Beyond the sole scope of corporations, free software creates shared value by directly serving disadvantaged communities, providing incredibly advanced technology to lower-income homes. The beauty of free and open source software (FOSS) is that it can be distributed at no charge. Anyone can install and use a zero-cost operating system and applications, provided by company-sponsored initiatives, such as Fedora or Ubuntu. The open source licenses make it very easy to adapt the products to the needs of users, reusing components already developed by other projects. The GPL, for instance, allows the use of GPL-licensed software for any purpose. Unlike proprietary software, which is bound to countless usage limitations, free and open source software fosters the usage of technology by giving the freedom of use to the end users. Of course, hardware is still needed at some point in time, but open source software can be equally used by people in developed as well as in developing countries, thus providing cutting-edge technology (such as virtualization) at virtually no cost.

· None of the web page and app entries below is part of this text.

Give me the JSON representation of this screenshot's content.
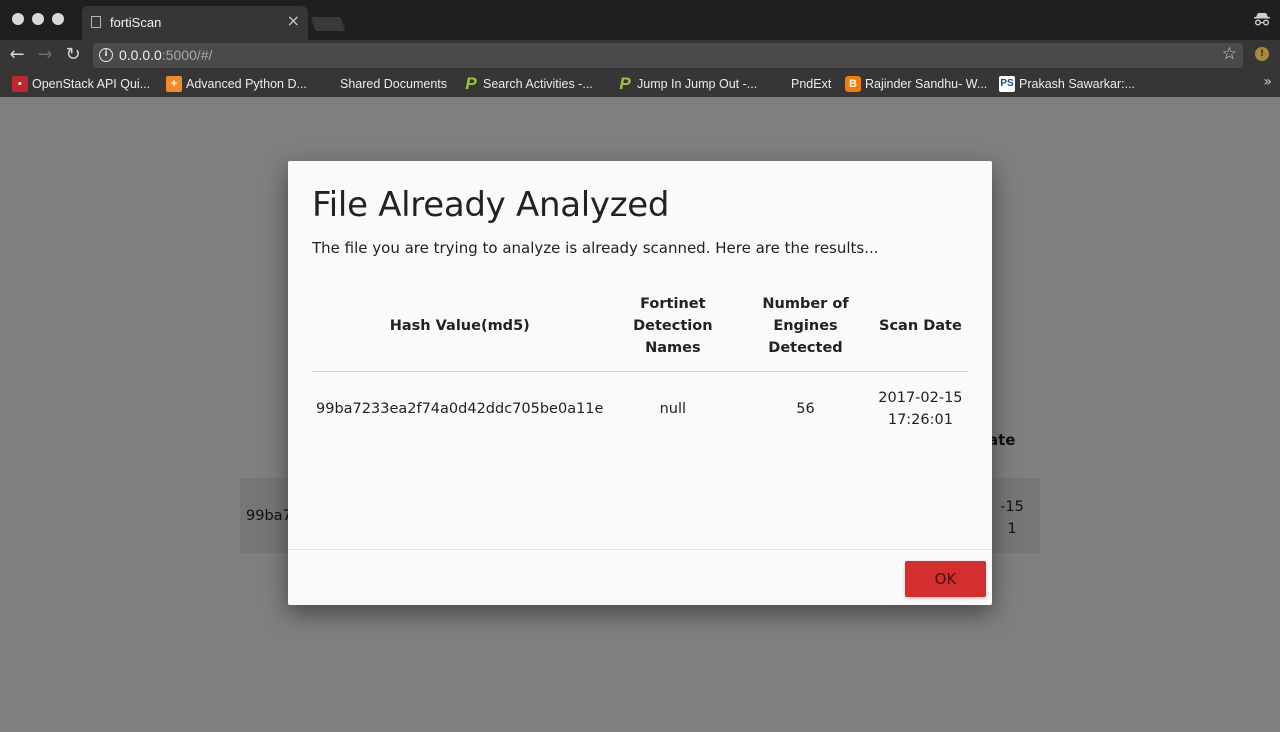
{
  "browser": {
    "tab_title": "fortiScan",
    "tab_close": "×",
    "url_host": "0.0.0.0",
    "url_rest": ":5000/#/",
    "bookmarks": [
      {
        "label": "OpenStack API Qui...",
        "icon": "openstack-icon"
      },
      {
        "label": "Advanced Python D...",
        "icon": "plus-cross-icon"
      },
      {
        "label": "Shared Documents",
        "icon": "page-icon"
      },
      {
        "label": "Search Activities -...",
        "icon": "p-logo-icon"
      },
      {
        "label": "Jump In Jump Out -...",
        "icon": "p-logo-icon"
      },
      {
        "label": "PndExt",
        "icon": "page-icon"
      },
      {
        "label": "Rajinder Sandhu- W...",
        "icon": "blogger-icon"
      },
      {
        "label": "Prakash Sawarkar:...",
        "icon": "ps-icon"
      }
    ],
    "more_bookmarks": "»"
  },
  "background": {
    "header_fragment": "ate",
    "hash_fragment": "99ba7",
    "date_fragment_1": "-15",
    "date_fragment_2": "1"
  },
  "modal": {
    "title": "File Already Analyzed",
    "subtitle": "The file you are trying to analyze is already scanned. Here are the results...",
    "table": {
      "headers": [
        "Hash Value(md5)",
        "Fortinet Detection Names",
        "Number of Engines Detected",
        "Scan Date"
      ],
      "rows": [
        {
          "hash": "99ba7233ea2f74a0d42ddc705be0a11e",
          "detection_names": "null",
          "engines_detected": "56",
          "scan_date_line1": "2017-02-15",
          "scan_date_line2": "17:26:01"
        }
      ]
    },
    "ok_label": "OK"
  },
  "colors": {
    "ok_button": "#d32f2f",
    "overlay": "rgba(0,0,0,0.5)",
    "chrome_dark": "#363636"
  }
}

Free software companies support the development of free and open source software projects. Their creation, such as the way the Linux kernel is written, is a collaborative approach. Anyone can participate and send patches to correct bugs in the program or launch the development of a brand-new module. Companies relying on such community projects and benefiting from the huge manpower provided by these communities cannot take total control of them. Though they can influence them by offering technological support in the form of contributions, they have to take into account the will and motivation of the community to make sure they still benefit from it. They have to balance between their agenda and the desires of the community. Companies will eventually take benefit from the project, but they have to do so by playing fair and accepting that their views are not shared by all project members. They have to support initiatives which are good for the project, but do not directly serve their interests. Why would they do so? Because they need to partner with the community to be considered a nice player to stay relevant and influential. This attitude, to me, creates shared value, both for the community and for the company.
For an employee of a free software company, this combination of working for a company and for the greater good is a compelling vision: by working for a company that shares a lot, they have a sense of working on something greater than just their own business. By helping produce software that can be used to the benefit of anyone around the world, they have a feeling of fulfilment, contributing to the global enhancement of societies.

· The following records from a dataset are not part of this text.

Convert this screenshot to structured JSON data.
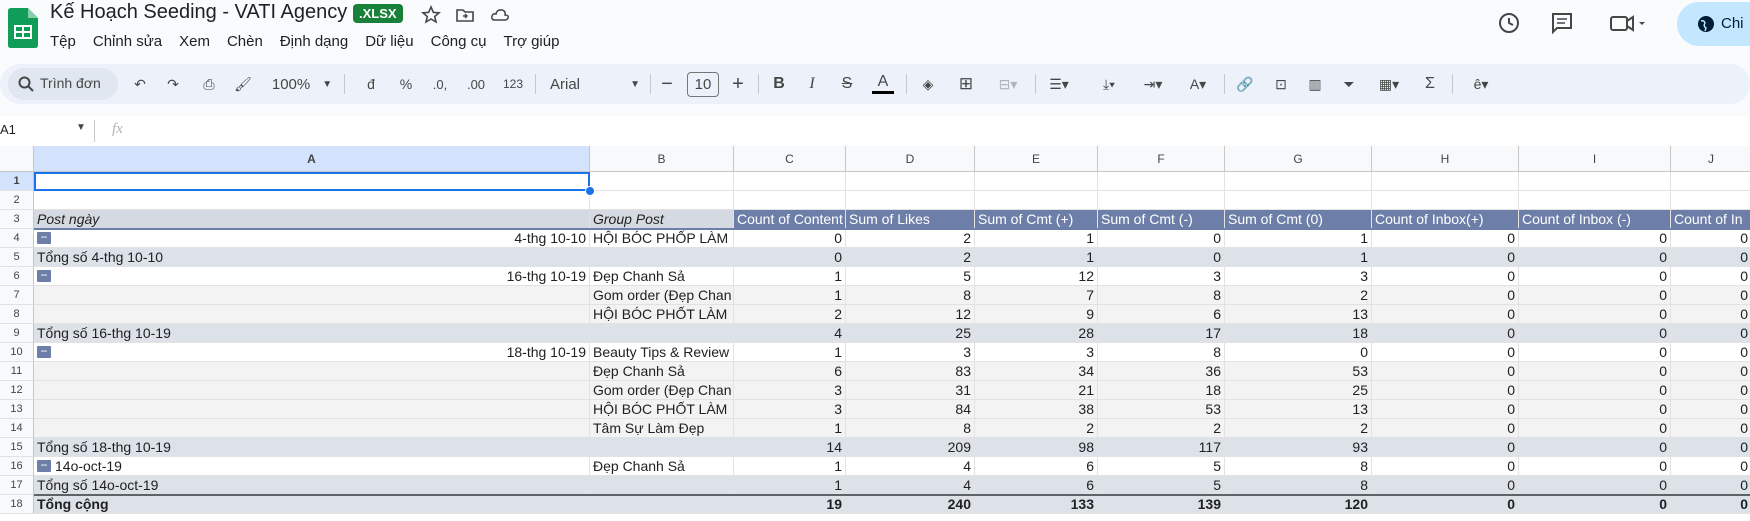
{
  "doc": {
    "title": "Kế Hoạch Seeding - VATI Agency",
    "badge": ".XLSX",
    "share_label": "Chi"
  },
  "menu": [
    "Tệp",
    "Chỉnh sửa",
    "Xem",
    "Chèn",
    "Định dạng",
    "Dữ liệu",
    "Công cụ",
    "Trợ giúp"
  ],
  "toolbar": {
    "search": "Trình đơn",
    "zoom": "100%",
    "currency": "đ",
    "percent": "%",
    "dec_decrease": ".0,",
    "dec_increase": ".00",
    "format_123": "123",
    "font": "Arial",
    "font_size": "10",
    "bold": "B",
    "italic": "I",
    "strike": "S",
    "textcolor": "A",
    "sigma": "Σ"
  },
  "formula_bar": {
    "cell_ref": "A1",
    "fx": "fx",
    "value": ""
  },
  "columns": [
    "A",
    "B",
    "C",
    "D",
    "E",
    "F",
    "G",
    "H",
    "I",
    "J"
  ],
  "header_row": {
    "a": "Post ngày",
    "b": "Group Post",
    "c": "Count of Content",
    "d": "Sum of Likes",
    "e": "Sum of Cmt (+)",
    "f": "Sum of Cmt (-)",
    "g": "Sum of Cmt (0)",
    "h": "Count of Inbox(+)",
    "i": "Count of Inbox (-)",
    "j": "Count of In"
  },
  "rows": [
    {
      "n": "1",
      "a": "",
      "b": "",
      "v": [
        "",
        "",
        "",
        "",
        "",
        "",
        "",
        ""
      ]
    },
    {
      "n": "2",
      "a": "",
      "b": "",
      "v": [
        "",
        "",
        "",
        "",
        "",
        "",
        "",
        ""
      ]
    },
    {
      "n": "4",
      "a": "4-thg 10-10",
      "b": "HỘI BÓC PHỐP LÀM",
      "v": [
        "0",
        "2",
        "1",
        "0",
        "1",
        "0",
        "0",
        "0"
      ]
    },
    {
      "n": "5",
      "a": "Tổng số 4-thg 10-10",
      "b": "",
      "v": [
        "0",
        "2",
        "1",
        "0",
        "1",
        "0",
        "0",
        "0"
      ]
    },
    {
      "n": "6",
      "a": "16-thg 10-19",
      "b": "Đẹp Chanh Sả",
      "v": [
        "1",
        "5",
        "12",
        "3",
        "3",
        "0",
        "0",
        "0"
      ]
    },
    {
      "n": "7",
      "a": "",
      "b": "Gom order (Đẹp Chan",
      "v": [
        "1",
        "8",
        "7",
        "8",
        "2",
        "0",
        "0",
        "0"
      ]
    },
    {
      "n": "8",
      "a": "",
      "b": "HỘI BÓC PHỐT LÀM",
      "v": [
        "2",
        "12",
        "9",
        "6",
        "13",
        "0",
        "0",
        "0"
      ]
    },
    {
      "n": "9",
      "a": "Tổng số 16-thg 10-19",
      "b": "",
      "v": [
        "4",
        "25",
        "28",
        "17",
        "18",
        "0",
        "0",
        "0"
      ]
    },
    {
      "n": "10",
      "a": "18-thg 10-19",
      "b": "Beauty Tips & Review",
      "v": [
        "1",
        "3",
        "3",
        "8",
        "0",
        "0",
        "0",
        "0"
      ]
    },
    {
      "n": "11",
      "a": "",
      "b": "Đẹp Chanh Sả",
      "v": [
        "6",
        "83",
        "34",
        "36",
        "53",
        "0",
        "0",
        "0"
      ]
    },
    {
      "n": "12",
      "a": "",
      "b": "Gom order (Đẹp Chan",
      "v": [
        "3",
        "31",
        "21",
        "18",
        "25",
        "0",
        "0",
        "0"
      ]
    },
    {
      "n": "13",
      "a": "",
      "b": "HỘI BÓC PHỐT LÀM",
      "v": [
        "3",
        "84",
        "38",
        "53",
        "13",
        "0",
        "0",
        "0"
      ]
    },
    {
      "n": "14",
      "a": "",
      "b": "Tâm Sự Làm Đẹp",
      "v": [
        "1",
        "8",
        "2",
        "2",
        "2",
        "0",
        "0",
        "0"
      ]
    },
    {
      "n": "15",
      "a": "Tổng số 18-thg 10-19",
      "b": "",
      "v": [
        "14",
        "209",
        "98",
        "117",
        "93",
        "0",
        "0",
        "0"
      ]
    },
    {
      "n": "16",
      "a": "14o-oct-19",
      "b": "Đẹp Chanh Sả",
      "v": [
        "1",
        "4",
        "6",
        "5",
        "8",
        "0",
        "0",
        "0"
      ]
    },
    {
      "n": "17",
      "a": "Tổng số 14o-oct-19",
      "b": "",
      "v": [
        "1",
        "4",
        "6",
        "5",
        "8",
        "0",
        "0",
        "0"
      ]
    },
    {
      "n": "18",
      "a": "Tổng cộng",
      "b": "",
      "v": [
        "19",
        "240",
        "133",
        "139",
        "120",
        "0",
        "0",
        "0"
      ]
    }
  ],
  "header_row_number": "3",
  "icons": [
    "sheets-logo",
    "star-icon",
    "move-folder-icon",
    "cloud-icon",
    "history-icon",
    "comment-icon",
    "meet-icon",
    "globe-icon",
    "search-icon",
    "undo-icon",
    "redo-icon",
    "print-icon",
    "paint-format-icon",
    "fill-color-icon",
    "borders-icon",
    "merge-icon",
    "align-icon",
    "valign-icon",
    "wrap-icon",
    "rotate-icon",
    "link-icon",
    "add-comment-icon",
    "chart-icon",
    "filter-icon",
    "filter-views-icon",
    "input-tools-icon"
  ],
  "colors": {
    "accent": "#6d7fa8",
    "badge": "#188038",
    "select": "#1a73e8"
  }
}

The advantage of the open source development model is that anyone who has access to a decent Internet connection can get access to all the FOSS knowledge (by downloading the source code of the programs) and participate in the process of improving the products by sending improvement suggestions. Obviously, this can be done worldwide–the only prerequisite being sufficient Internet infrastructure and working computer hardware. The work of NGOs, such as Linux4Afrika, help accelerate the penetration of the market in developing countries by providing support, and by teaching classes at very low costs.
I believe companies working in the FOSS ecosystem definitely create shared value. By giving away their software for free, these companies make it accessible to all. By using processes based on the Internet, they make it possible for virtually anyone connected to the Internet to participate in their development and support communities. And finally, by publishing the source code, they allow anyone to take a look at how cutting-edge software is written and learn from it.
The current financial success of free software companies shows that it is possible to combine the ideal of doing something good and make money out of it, measuring their performance on a multi-dimensional scale and not only in financial terms. This success is proof that the business models built around the open source development model are fast-growing, robust, and sustainable.
This article was published on opensource.com